Loy Krathong (ลอยกระทง) is considered to be one of the most beautiful and popular festivals in Thailand, taking place on the full moon of the 12th month in the traditional Thai lunar calendar. This year, that translates to this Saturday — 24 November. This time of year (usually) has fine weather as the rainy season has ended and there are high water levels throughout the country.
The floating of a krathong — a small boat made usually of banana leaf and containing a flower, a candle, and three lighted incense sticks — is intended to float away ill fortune as well as to express apologies to Khongkha or Ganga, the River Goddess. Government offices and large companies build much bigger and more elaborate boats which are then judged in contests.
Also during Loy Krathong, numerous beauty pageants are held to honor Noppomas, who was a consort of the Sukothai king Loethai in the 14th century. According to legend, she was the first to float decorated krathongs. The festival itself is Brahmin in origin. In 1863, HRH King Mongkut (Rama IV) wrote an interesting account about the first Loy Krathong Festival.
When floating a krathong, people make a wish as they set it in the water. It is believed that if the candle remains burning until the krathong is out of sight then their wish will come true. By the end of the evening, there are hundreds of flickering lights bobbing up and down on the numerous waterways of Thailand.
This Friday, our school will hold it's Loy Krathong activity. Teachers, as well as the students, are to dress in simple Thai costumes and everyone will spend the afternoon making their own krathongs using natural, environmentally-friendly materials (no styrofoam allowed). After a competition to judge the most beautiful krathongs, we will proceed to the paddling pool in order to float the boats. It promises to be a most colorful day! I plan to make an extra krathong to float on Saturday evening.
Last year was my first experience with this particular Thai holiday and I had a wonderful time, despite heavy downpours most of the actual Krathong Day evening. My wife had purchased several cases of beer to sell on the beach in Patong, along with a number of krathongs donated by various friends. It was so rainy that there was a severe lack of customers; she and her friends ended up drinking most of the beer themselves. There was a fair on Bangla Road (including Miss Bar Girl and Lady Boy contests in addition to the Noppamas Queen pageants) .

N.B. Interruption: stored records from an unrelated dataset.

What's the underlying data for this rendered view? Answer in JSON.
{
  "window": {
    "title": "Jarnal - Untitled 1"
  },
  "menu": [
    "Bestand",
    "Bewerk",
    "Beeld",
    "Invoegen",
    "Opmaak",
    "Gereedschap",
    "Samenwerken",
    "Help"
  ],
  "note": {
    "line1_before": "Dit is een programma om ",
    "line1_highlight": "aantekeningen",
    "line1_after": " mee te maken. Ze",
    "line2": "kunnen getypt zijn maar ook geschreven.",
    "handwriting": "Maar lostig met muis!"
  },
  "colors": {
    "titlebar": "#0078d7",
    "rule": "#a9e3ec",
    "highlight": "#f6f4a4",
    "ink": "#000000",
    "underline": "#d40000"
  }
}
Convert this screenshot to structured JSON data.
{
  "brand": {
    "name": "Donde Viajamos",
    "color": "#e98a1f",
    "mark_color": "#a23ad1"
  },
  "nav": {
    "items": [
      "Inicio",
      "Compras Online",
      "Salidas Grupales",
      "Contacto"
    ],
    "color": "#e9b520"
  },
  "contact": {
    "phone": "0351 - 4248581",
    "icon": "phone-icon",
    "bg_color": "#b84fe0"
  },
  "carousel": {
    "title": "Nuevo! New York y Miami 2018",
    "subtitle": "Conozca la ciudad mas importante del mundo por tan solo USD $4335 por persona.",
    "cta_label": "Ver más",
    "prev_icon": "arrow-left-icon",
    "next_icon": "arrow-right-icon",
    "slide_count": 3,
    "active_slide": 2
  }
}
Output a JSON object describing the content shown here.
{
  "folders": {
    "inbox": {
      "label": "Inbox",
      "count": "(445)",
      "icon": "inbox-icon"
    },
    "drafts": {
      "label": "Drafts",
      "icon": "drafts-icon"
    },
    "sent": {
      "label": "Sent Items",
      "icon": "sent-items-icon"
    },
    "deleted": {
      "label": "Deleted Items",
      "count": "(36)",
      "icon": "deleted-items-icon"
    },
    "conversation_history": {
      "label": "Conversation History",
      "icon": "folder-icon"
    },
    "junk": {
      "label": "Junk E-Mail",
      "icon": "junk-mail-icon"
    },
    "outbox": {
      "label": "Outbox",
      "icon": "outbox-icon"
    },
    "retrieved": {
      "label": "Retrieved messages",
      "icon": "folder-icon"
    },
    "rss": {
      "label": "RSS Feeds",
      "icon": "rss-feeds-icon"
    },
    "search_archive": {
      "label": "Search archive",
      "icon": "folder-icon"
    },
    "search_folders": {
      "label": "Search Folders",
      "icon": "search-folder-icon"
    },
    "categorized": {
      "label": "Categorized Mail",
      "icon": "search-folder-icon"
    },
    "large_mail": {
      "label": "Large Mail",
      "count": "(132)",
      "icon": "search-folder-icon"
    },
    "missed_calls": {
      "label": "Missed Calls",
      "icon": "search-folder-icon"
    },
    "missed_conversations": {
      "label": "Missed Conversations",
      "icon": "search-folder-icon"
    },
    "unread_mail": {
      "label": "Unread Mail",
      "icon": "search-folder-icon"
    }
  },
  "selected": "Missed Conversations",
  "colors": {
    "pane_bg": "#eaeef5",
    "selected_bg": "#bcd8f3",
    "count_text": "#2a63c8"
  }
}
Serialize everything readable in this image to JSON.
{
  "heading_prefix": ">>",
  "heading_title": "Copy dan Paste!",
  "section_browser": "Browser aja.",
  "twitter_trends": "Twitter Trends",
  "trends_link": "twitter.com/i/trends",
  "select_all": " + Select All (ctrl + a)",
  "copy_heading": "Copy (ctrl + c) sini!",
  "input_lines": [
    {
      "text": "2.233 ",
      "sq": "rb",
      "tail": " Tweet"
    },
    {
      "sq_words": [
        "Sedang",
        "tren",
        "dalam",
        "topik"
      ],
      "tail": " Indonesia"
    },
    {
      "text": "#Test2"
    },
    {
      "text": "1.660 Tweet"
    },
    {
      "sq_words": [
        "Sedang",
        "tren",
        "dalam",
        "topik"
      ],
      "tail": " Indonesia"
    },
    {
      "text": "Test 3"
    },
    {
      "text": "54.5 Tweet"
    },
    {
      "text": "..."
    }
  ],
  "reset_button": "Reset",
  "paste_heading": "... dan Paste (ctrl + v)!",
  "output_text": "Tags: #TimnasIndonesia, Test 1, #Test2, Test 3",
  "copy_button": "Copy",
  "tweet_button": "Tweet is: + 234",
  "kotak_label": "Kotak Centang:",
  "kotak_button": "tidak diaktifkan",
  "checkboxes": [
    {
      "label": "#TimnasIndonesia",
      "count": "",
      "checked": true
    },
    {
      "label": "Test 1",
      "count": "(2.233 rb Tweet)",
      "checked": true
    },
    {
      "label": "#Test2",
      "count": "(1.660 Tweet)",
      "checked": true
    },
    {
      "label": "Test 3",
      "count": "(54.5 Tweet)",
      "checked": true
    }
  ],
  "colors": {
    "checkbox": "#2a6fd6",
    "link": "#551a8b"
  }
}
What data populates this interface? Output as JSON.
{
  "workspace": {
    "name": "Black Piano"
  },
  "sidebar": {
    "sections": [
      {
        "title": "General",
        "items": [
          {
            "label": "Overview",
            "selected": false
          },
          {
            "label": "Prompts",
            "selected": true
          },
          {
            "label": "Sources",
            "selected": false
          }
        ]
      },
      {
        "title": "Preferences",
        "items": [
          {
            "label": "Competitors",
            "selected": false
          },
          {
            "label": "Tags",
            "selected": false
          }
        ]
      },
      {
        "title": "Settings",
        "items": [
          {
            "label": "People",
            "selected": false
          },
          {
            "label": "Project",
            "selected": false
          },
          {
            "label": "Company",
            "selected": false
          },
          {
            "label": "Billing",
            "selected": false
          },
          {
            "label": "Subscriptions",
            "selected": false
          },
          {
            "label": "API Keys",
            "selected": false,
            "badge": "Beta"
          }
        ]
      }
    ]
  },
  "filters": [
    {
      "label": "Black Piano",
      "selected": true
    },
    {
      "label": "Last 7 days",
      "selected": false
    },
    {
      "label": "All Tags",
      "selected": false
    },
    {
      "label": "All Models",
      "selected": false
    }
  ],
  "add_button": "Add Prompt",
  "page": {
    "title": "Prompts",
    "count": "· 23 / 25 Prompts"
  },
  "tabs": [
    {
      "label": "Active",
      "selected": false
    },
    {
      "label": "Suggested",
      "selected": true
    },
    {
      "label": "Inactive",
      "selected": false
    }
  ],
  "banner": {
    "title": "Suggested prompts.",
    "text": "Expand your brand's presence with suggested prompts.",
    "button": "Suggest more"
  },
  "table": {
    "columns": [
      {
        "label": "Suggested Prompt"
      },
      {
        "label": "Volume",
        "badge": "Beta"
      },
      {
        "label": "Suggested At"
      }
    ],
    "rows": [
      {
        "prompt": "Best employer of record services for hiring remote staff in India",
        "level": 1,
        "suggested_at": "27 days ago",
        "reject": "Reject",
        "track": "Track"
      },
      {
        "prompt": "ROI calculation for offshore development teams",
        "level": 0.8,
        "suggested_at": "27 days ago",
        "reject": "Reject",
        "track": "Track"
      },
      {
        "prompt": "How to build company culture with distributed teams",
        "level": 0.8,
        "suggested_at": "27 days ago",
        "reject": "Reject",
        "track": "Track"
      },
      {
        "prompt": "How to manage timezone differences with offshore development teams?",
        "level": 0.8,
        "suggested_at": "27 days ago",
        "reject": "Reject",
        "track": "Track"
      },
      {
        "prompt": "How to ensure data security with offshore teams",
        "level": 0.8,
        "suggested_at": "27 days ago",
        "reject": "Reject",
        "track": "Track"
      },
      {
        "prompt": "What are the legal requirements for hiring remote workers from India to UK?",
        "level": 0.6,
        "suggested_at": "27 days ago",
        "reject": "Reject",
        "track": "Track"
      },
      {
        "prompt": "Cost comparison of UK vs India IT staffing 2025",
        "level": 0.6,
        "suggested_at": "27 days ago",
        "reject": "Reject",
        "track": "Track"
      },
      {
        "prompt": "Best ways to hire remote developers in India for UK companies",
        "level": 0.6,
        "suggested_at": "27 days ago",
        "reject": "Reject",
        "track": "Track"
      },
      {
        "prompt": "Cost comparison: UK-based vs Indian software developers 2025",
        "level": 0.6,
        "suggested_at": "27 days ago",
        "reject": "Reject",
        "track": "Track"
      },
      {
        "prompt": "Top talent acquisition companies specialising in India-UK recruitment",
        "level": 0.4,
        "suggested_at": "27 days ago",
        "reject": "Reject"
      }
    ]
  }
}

But the best event we attended was a three-night Loy Krathong Festival at the lake in the northern part of Karon. We went two of the three nights and literally danced until dawn (they had one of those 20-baht-per-dance stage setups). Our "second daughter" Nadia was still staying with us; she and I floated a krathong together but the candle was so waterlogged that we couldn't get it lit at all (so, I suppose that would explain any bad luck we've had over the past year). There were fireworks off-and-on each night and we also lit and sent up one of those paper lanterns the Thais insist are hot-air balloons (coming from Albuquerque — the ballooning capital of the world — I beg to differ). Another good friend, Opat, was also there to dance with us. It will be different this year with our son and Tim's brother (Nadia is currently in Hollywood and I believe Opat is in Krabi now) but I'm sure we'll have a great time.
For more informations, you can visit http://loikrathong.net/